My daughter has been bookmarking the ideas she wants to do this summer! We have a lot saved.
What I love so much about this book are the modified ideas for younger and older kids. I wish I had this as a teenager when I spent several summers babysitting! If you have babysitters, this book is a must get for them.
Enjoy this cool craft idea for kids and be sure to scroll down (or click over to the blog if you are reading from email) to enter to win a FREE 101 Kids Activities book!
Fizzing Sidewalk Paint

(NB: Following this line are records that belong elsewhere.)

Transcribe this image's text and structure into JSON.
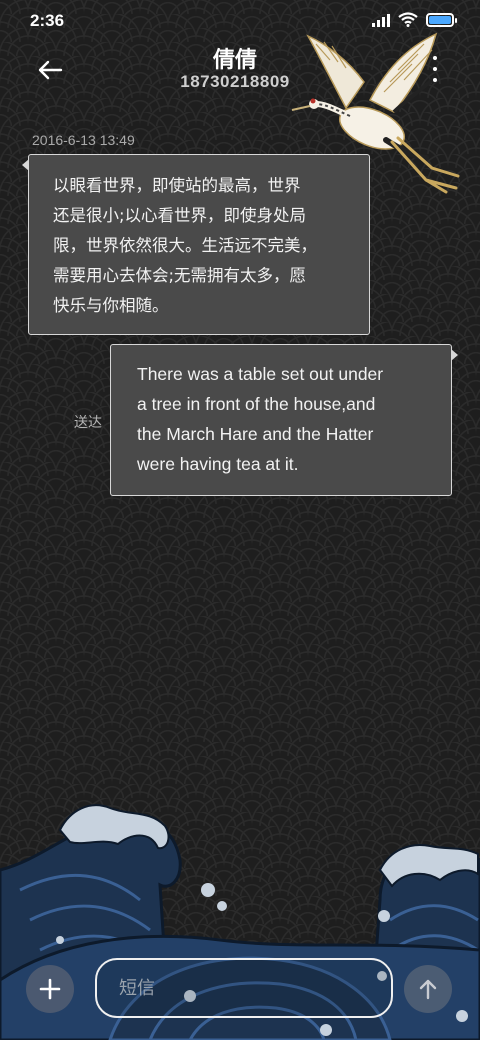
{
  "status_bar": {
    "time": "2:36",
    "battery_color": "#4aa8ff"
  },
  "header": {
    "contact_name": "倩倩",
    "phone_number": "18730218809",
    "back_icon": "arrow-left-icon",
    "menu_icon": "more-vertical-icon"
  },
  "conversation": {
    "timestamp": "2016-6-13 13:49",
    "messages": [
      {
        "direction": "incoming",
        "lines": [
          "以眼看世界，即使站的最高，世界",
          "还是很小;以心看世界，即使身处局",
          "限，世界依然很大。生活远不完美，",
          "需要用心去体会;无需拥有太多，愿",
          "快乐与你相随。"
        ]
      },
      {
        "direction": "outgoing",
        "status": "送达",
        "lines": [
          "There was a table set out under",
          "a tree in front of the house,and",
          "the March Hare and the Hatter",
          "were having tea at it."
        ]
      }
    ]
  },
  "composer": {
    "placeholder": "短信",
    "add_icon": "plus-icon",
    "send_icon": "arrow-up-icon"
  },
  "theme": {
    "wave_dark": "#1d3350",
    "wave_mid": "#2e5280",
    "foam": "#c7d2de"
  }
}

[pullquote]From 101 Kids Activities by Holly Homer and Rachel Miller, printed with permission of Page Street Publishing June 2014[/pullquote]This activity trumps ordinary sidewalk chalk with a little science magic by creating a chalk-based paint and then spritzing on a little fizz. It all starts with pH. When solutions that are pH base mix with an acid, action happens!
- Large mixing bowl
- 1 (1-pound [454 g]) box baking soda
- ½ cup (63 g) cornstarch
- Warm water
- Several containers to hold the paint
- Food coloring
- Spray bottle filled with vinegar—1 per child
- Buckets for cleanup
In a large mixing bowl, mix the baking soda and the cornstarch together. Add the warm (almost hot) water, stirring until it is the consistency of pancake batter. Split the recipe into several containers, adding the food coloring color of your choice to each.
Use the homemade paint to create a scene or flick it with a paintbrush into a modern masterpiece. It is best to work fast because the paint dries quickly (but can always be diluted with the addition of more warm water).
Once the painting is in place, it is time for something a little extra. Spray the artwork with the vinegar-filled bottle and watch what happens. Your artwork will sizzle and pop!
A bucketful of water splashed across the art can make it disappear. Because that is fun, too, you might not want to wait for rain.
Modifications for Younger Kids
If a paintbrush is hard to negotiate in the paint, give your children a spoon and let them drip or drop spoonfuls of paint onto the pavement. For the little ones, be sure to fully supervise when they spray vinegar. It can sting little eyes.
Modifications for Older Kids
This activity is an easy way to work in a lesson on reactions between acids and base chemicals and talk about why this works. Maybe you can have your budding scientists adapt the recipe to see whether they can get bigger bubbles and more fizz in their next batch of paint.
Do you have a prewriting preschooler? Use a turkey baster to squirt vinegar at the paint. The grasping and squeezing helps strengthen finger muscles they will use when they are writing.
Originally published on June 11, 2014. Last Updated on April 18, 2019 by Amy Locurto